DIRECTIONS FOR THIS TASK:
Beginning with the line that holds "Parse this screenshot: output" and ending with the last line below, repeat each line exactly, leaving any pictures out.
+++ RECORDS SHOWN +++
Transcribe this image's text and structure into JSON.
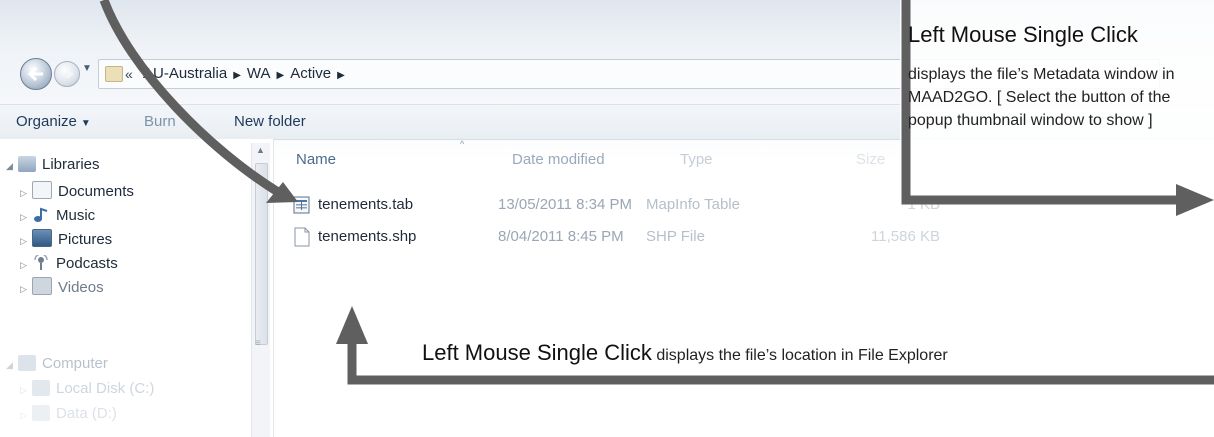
{
  "nav": {
    "breadcrumb_prefix": "«",
    "breadcrumbs": [
      "AU-Australia",
      "WA",
      "Active"
    ]
  },
  "toolbar": {
    "organize_label": "Organize",
    "burn_label": "Burn",
    "new_folder_label": "New folder"
  },
  "sidebar": {
    "items": [
      {
        "label": "Libraries",
        "icon": "libraries-icon"
      },
      {
        "label": "Documents",
        "icon": "documents-icon"
      },
      {
        "label": "Music",
        "icon": "music-icon"
      },
      {
        "label": "Pictures",
        "icon": "pictures-icon"
      },
      {
        "label": "Podcasts",
        "icon": "podcasts-icon"
      },
      {
        "label": "Videos",
        "icon": "videos-icon"
      },
      {
        "label": "Computer",
        "icon": "computer-icon"
      },
      {
        "label": "Local Disk (C:)",
        "icon": "drive-icon"
      },
      {
        "label": "Data (D:)",
        "icon": "drive-icon"
      }
    ]
  },
  "columns": {
    "name": "Name",
    "date": "Date modified",
    "type": "Type",
    "size": "Size"
  },
  "files": [
    {
      "name": "tenements.tab",
      "date": "13/05/2011 8:34 PM",
      "type": "MapInfo Table",
      "size": "1 KB",
      "icon": "mapinfo-table-icon"
    },
    {
      "name": "tenements.shp",
      "date": "8/04/2011 8:45 PM",
      "type": "SHP File",
      "size": "11,586 KB",
      "icon": "blank-file-icon"
    }
  ],
  "annotations": {
    "top_right_title": "Left Mouse Single Click",
    "top_right_body": "displays the file’s Metadata window in MAAD2GO. [ Select the button of the popup thumbnail window  to show ]",
    "bottom_title": "Left Mouse Single Click",
    "bottom_body": "displays the file’s location in File Explorer"
  },
  "colors": {
    "arrow": "#5f5f5f",
    "accent_text": "#1e3a5a"
  }
}
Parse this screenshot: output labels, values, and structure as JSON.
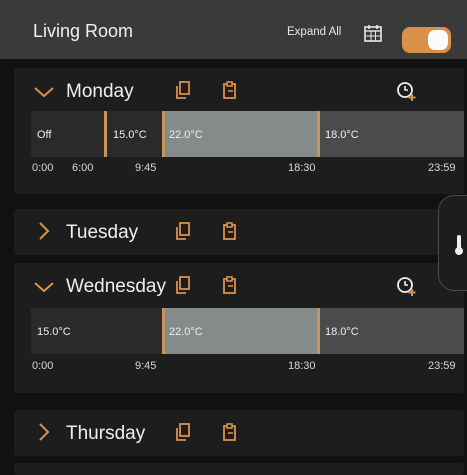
{
  "header": {
    "title": "Living Room",
    "expand_all_label": "Expand All",
    "calendar_icon": "calendar-icon",
    "toggle_state": "on",
    "toggle_color": "#d9914a"
  },
  "days": {
    "monday": {
      "name": "Monday",
      "expanded": true,
      "segments": [
        {
          "label": "Off",
          "start": "0:00",
          "end": "6:00"
        },
        {
          "label": "15.0°C",
          "start": "6:00",
          "end": "9:45"
        },
        {
          "label": "22.0°C",
          "start": "9:45",
          "end": "18:30"
        },
        {
          "label": "18.0°C",
          "start": "18:30",
          "end": "23:59"
        }
      ],
      "times": [
        "0:00",
        "6:00",
        "9:45",
        "18:30",
        "23:59"
      ]
    },
    "tuesday": {
      "name": "Tuesday",
      "expanded": false
    },
    "wednesday": {
      "name": "Wednesday",
      "expanded": true,
      "segments": [
        {
          "label": "15.0°C",
          "start": "0:00",
          "end": "9:45"
        },
        {
          "label": "22.0°C",
          "start": "9:45",
          "end": "18:30"
        },
        {
          "label": "18.0°C",
          "start": "18:30",
          "end": "23:59"
        }
      ],
      "times": [
        "0:00",
        "9:45",
        "18:30",
        "23:59"
      ]
    },
    "thursday": {
      "name": "Thursday",
      "expanded": false
    }
  },
  "colors": {
    "accent": "#c89458",
    "comfort_segment": "#858a8b",
    "eco_segment": "#4b4b4b",
    "off_segment": "#2a2a2a"
  },
  "icons": {
    "copy": "copy-icon",
    "paste": "paste-icon",
    "add_time": "add-time-icon",
    "thermometer": "thermometer-icon"
  }
}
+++
RESPONSE BELOW:
Parse this screenshot: output labels, values, and structure as JSON.
{
  "header": {
    "title": "Living Room",
    "expand_all_label": "Expand All",
    "calendar_icon": "calendar-icon",
    "toggle_state": "on",
    "toggle_color": "#d9914a"
  },
  "days": {
    "monday": {
      "name": "Monday",
      "expanded": true,
      "segments": [
        {
          "label": "Off",
          "start": "0:00",
          "end": "6:00"
        },
        {
          "label": "15.0°C",
          "start": "6:00",
          "end": "9:45"
        },
        {
          "label": "22.0°C",
          "start": "9:45",
          "end": "18:30"
        },
        {
          "label": "18.0°C",
          "start": "18:30",
          "end": "23:59"
        }
      ],
      "times": [
        "0:00",
        "6:00",
        "9:45",
        "18:30",
        "23:59"
      ]
    },
    "tuesday": {
      "name": "Tuesday",
      "expanded": false
    },
    "wednesday": {
      "name": "Wednesday",
      "expanded": true,
      "segments": [
        {
          "label": "15.0°C",
          "start": "0:00",
          "end": "9:45"
        },
        {
          "label": "22.0°C",
          "start": "9:45",
          "end": "18:30"
        },
        {
          "label": "18.0°C",
          "start": "18:30",
          "end": "23:59"
        }
      ],
      "times": [
        "0:00",
        "9:45",
        "18:30",
        "23:59"
      ]
    },
    "thursday": {
      "name": "Thursday",
      "expanded": false
    }
  },
  "colors": {
    "accent": "#c89458",
    "comfort_segment": "#858a8b",
    "eco_segment": "#4b4b4b",
    "off_segment": "#2a2a2a"
  },
  "icons": {
    "copy": "copy-icon",
    "paste": "paste-icon",
    "add_time": "add-time-icon",
    "thermometer": "thermometer-icon"
  }
}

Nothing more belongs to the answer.